TRY IT:
The answer must be every line of the data that holds the word "Ajustes".

-----

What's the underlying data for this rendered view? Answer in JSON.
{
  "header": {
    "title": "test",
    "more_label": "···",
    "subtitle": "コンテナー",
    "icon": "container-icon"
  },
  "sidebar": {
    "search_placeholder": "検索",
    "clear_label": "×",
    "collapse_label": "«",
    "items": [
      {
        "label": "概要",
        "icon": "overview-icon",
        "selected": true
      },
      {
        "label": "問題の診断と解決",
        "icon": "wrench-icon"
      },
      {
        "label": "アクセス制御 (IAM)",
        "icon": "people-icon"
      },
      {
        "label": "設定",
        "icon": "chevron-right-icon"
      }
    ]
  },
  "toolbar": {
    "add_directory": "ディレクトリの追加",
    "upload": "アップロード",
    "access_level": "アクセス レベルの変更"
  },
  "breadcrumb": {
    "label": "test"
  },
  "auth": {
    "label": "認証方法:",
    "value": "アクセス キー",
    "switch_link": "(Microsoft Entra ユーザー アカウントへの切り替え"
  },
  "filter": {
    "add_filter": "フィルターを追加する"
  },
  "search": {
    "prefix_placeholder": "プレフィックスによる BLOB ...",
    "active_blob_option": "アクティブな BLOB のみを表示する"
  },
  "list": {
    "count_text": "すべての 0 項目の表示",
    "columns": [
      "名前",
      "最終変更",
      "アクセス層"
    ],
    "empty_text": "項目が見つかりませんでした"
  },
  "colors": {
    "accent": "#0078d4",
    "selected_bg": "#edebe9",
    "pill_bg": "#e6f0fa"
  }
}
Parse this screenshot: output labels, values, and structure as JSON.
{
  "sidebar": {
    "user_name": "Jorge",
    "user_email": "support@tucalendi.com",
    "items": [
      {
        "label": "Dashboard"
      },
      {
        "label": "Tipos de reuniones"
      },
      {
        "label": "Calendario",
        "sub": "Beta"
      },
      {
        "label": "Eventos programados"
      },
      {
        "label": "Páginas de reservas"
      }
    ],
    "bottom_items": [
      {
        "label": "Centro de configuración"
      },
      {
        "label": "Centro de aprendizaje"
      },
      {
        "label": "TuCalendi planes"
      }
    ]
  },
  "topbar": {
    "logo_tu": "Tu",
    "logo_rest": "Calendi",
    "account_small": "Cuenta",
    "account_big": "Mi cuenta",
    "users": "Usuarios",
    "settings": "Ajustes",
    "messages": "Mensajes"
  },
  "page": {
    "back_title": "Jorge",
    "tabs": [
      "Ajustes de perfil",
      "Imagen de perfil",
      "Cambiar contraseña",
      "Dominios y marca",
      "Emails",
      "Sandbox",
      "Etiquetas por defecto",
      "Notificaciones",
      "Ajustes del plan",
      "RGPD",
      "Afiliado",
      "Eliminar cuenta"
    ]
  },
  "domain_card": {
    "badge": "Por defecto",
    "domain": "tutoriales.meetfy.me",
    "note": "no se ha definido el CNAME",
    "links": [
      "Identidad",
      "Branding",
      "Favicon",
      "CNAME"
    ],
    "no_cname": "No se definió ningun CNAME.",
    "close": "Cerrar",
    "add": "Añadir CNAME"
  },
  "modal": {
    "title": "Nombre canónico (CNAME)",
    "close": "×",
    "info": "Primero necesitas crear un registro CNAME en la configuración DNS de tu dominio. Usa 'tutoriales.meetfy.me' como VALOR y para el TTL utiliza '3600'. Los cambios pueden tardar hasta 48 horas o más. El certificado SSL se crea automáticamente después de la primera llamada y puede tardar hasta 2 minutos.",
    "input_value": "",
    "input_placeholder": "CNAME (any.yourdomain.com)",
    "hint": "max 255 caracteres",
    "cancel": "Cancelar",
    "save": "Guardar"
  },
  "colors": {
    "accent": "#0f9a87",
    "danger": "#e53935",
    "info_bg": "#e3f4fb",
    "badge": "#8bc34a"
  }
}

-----

SOLUTION TO THE PROBLEM:
    "settings": "Ajustes",
      "Ajustes de perfil",
      "Ajustes del plan",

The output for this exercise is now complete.